INFORMATION GIVEN -

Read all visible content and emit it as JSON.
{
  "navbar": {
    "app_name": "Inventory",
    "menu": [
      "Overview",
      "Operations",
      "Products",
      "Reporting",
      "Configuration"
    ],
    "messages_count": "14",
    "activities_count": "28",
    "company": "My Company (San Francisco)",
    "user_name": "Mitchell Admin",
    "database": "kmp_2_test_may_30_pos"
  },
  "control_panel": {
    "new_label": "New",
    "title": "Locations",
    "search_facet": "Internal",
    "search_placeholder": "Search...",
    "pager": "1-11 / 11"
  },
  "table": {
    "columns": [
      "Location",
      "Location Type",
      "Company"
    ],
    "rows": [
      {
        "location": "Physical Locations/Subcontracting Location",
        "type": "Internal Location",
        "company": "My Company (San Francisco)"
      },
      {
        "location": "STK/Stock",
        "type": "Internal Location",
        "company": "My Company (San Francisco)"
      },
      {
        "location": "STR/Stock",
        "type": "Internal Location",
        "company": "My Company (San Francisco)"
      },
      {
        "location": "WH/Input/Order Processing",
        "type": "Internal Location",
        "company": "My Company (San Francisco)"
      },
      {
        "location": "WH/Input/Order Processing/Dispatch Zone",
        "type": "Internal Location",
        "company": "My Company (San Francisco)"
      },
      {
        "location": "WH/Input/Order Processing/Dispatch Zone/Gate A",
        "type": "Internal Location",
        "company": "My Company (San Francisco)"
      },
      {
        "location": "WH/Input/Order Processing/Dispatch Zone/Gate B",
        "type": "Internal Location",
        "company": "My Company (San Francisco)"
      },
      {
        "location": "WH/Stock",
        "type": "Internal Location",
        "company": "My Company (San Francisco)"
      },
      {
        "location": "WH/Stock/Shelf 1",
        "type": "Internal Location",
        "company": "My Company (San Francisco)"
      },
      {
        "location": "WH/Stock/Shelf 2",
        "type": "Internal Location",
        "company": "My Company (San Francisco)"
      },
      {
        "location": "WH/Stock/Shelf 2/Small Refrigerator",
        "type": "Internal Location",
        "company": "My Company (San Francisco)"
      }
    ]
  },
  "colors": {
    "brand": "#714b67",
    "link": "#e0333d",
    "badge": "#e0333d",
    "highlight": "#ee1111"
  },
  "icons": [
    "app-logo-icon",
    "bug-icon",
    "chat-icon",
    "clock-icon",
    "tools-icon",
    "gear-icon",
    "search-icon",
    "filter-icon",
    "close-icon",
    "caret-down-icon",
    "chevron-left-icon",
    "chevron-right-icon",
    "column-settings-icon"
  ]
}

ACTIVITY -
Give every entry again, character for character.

TASK RESPONSE -
Read all visible content and emit it as JSON.
{
  "navbar": {
    "app_name": "Inventory",
    "menu": [
      "Overview",
      "Operations",
      "Products",
      "Reporting",
      "Configuration"
    ],
    "messages_count": "14",
    "activities_count": "28",
    "company": "My Company (San Francisco)",
    "user_name": "Mitchell Admin",
    "database": "kmp_2_test_may_30_pos"
  },
  "control_panel": {
    "new_label": "New",
    "title": "Locations",
    "search_facet": "Internal",
    "search_placeholder": "Search...",
    "pager": "1-11 / 11"
  },
  "table": {
    "columns": [
      "Location",
      "Location Type",
      "Company"
    ],
    "rows": [
      {
        "location": "Physical Locations/Subcontracting Location",
        "type": "Internal Location",
        "company": "My Company (San Francisco)"
      },
      {
        "location": "STK/Stock",
        "type": "Internal Location",
        "company": "My Company (San Francisco)"
      },
      {
        "location": "STR/Stock",
        "type": "Internal Location",
        "company": "My Company (San Francisco)"
      },
      {
        "location": "WH/Input/Order Processing",
        "type": "Internal Location",
        "company": "My Company (San Francisco)"
      },
      {
        "location": "WH/Input/Order Processing/Dispatch Zone",
        "type": "Internal Location",
        "company": "My Company (San Francisco)"
      },
      {
        "location": "WH/Input/Order Processing/Dispatch Zone/Gate A",
        "type": "Internal Location",
        "company": "My Company (San Francisco)"
      },
      {
        "location": "WH/Input/Order Processing/Dispatch Zone/Gate B",
        "type": "Internal Location",
        "company": "My Company (San Francisco)"
      },
      {
        "location": "WH/Stock",
        "type": "Internal Location",
        "company": "My Company (San Francisco)"
      },
      {
        "location": "WH/Stock/Shelf 1",
        "type": "Internal Location",
        "company": "My Company (San Francisco)"
      },
      {
        "location": "WH/Stock/Shelf 2",
        "type": "Internal Location",
        "company": "My Company (San Francisco)"
      },
      {
        "location": "WH/Stock/Shelf 2/Small Refrigerator",
        "type": "Internal Location",
        "company": "My Company (San Francisco)"
      }
    ]
  },
  "colors": {
    "brand": "#714b67",
    "link": "#e0333d",
    "badge": "#e0333d",
    "highlight": "#ee1111"
  },
  "icons": [
    "app-logo-icon",
    "bug-icon",
    "chat-icon",
    "clock-icon",
    "tools-icon",
    "gear-icon",
    "search-icon",
    "filter-icon",
    "close-icon",
    "caret-down-icon",
    "chevron-left-icon",
    "chevron-right-icon",
    "column-settings-icon"
  ]
}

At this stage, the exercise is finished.